What you will do ::
Here are records with pictures in them. Copy all of them exactly and leave the pictures out.

[[ Available records, beginning ]]

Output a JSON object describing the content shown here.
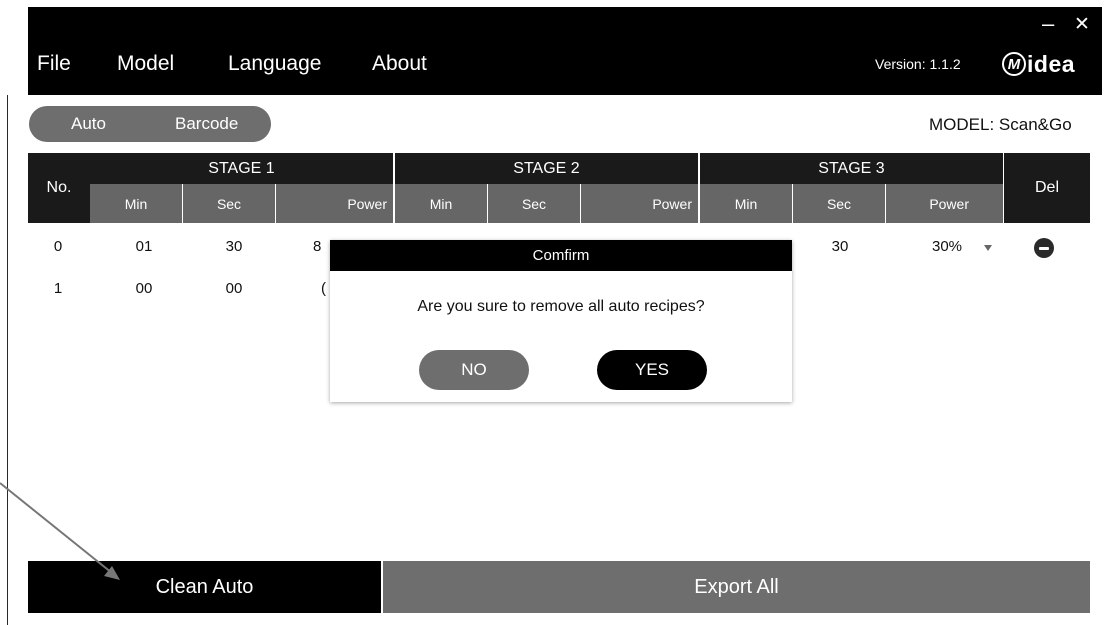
{
  "menu": {
    "file": "File",
    "model": "Model",
    "language": "Language",
    "about": "About"
  },
  "window_controls": {
    "minimize": "–",
    "close": "✕"
  },
  "version": "Version: 1.1.2",
  "logo": {
    "letter": "M",
    "text": "idea"
  },
  "mode_toggle": {
    "auto": "Auto",
    "barcode": "Barcode"
  },
  "model_label": "MODEL: Scan&Go",
  "table": {
    "no_header": "No.",
    "del_header": "Del",
    "stages": [
      "STAGE 1",
      "STAGE 2",
      "STAGE 3"
    ],
    "sub_headers": [
      "Min",
      "Sec",
      "Power"
    ],
    "rows": [
      {
        "no": "0",
        "s1_min": "01",
        "s1_sec": "30",
        "s1_power_partial": "8",
        "s3_sec": "30",
        "s3_power": "30%"
      },
      {
        "no": "1",
        "s1_min": "00",
        "s1_sec": "00",
        "s1_power_partial": "("
      }
    ]
  },
  "dialog": {
    "title": "Comfirm",
    "message": "Are you sure to remove all auto recipes?",
    "no": "NO",
    "yes": "YES"
  },
  "bottom": {
    "clean_auto": "Clean Auto",
    "export_all": "Export All"
  },
  "colors": {
    "title_bar": "#000000",
    "header_dark": "#1a1a1a",
    "header_sub": "#666666",
    "toggle": "#6e6e6e",
    "export_bar": "#6e6e6e"
  }
}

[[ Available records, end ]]

Answer space ::
Output a JSON object describing the content shown here.
{
  "menu": {
    "file": "File",
    "model": "Model",
    "language": "Language",
    "about": "About"
  },
  "window_controls": {
    "minimize": "–",
    "close": "✕"
  },
  "version": "Version: 1.1.2",
  "logo": {
    "letter": "M",
    "text": "idea"
  },
  "mode_toggle": {
    "auto": "Auto",
    "barcode": "Barcode"
  },
  "model_label": "MODEL: Scan&Go",
  "table": {
    "no_header": "No.",
    "del_header": "Del",
    "stages": [
      "STAGE 1",
      "STAGE 2",
      "STAGE 3"
    ],
    "sub_headers": [
      "Min",
      "Sec",
      "Power"
    ],
    "rows": [
      {
        "no": "0",
        "s1_min": "01",
        "s1_sec": "30",
        "s1_power_partial": "8",
        "s3_sec": "30",
        "s3_power": "30%"
      },
      {
        "no": "1",
        "s1_min": "00",
        "s1_sec": "00",
        "s1_power_partial": "("
      }
    ]
  },
  "dialog": {
    "title": "Comfirm",
    "message": "Are you sure to remove all auto recipes?",
    "no": "NO",
    "yes": "YES"
  },
  "bottom": {
    "clean_auto": "Clean Auto",
    "export_all": "Export All"
  },
  "colors": {
    "title_bar": "#000000",
    "header_dark": "#1a1a1a",
    "header_sub": "#666666",
    "toggle": "#6e6e6e",
    "export_bar": "#6e6e6e"
  }
}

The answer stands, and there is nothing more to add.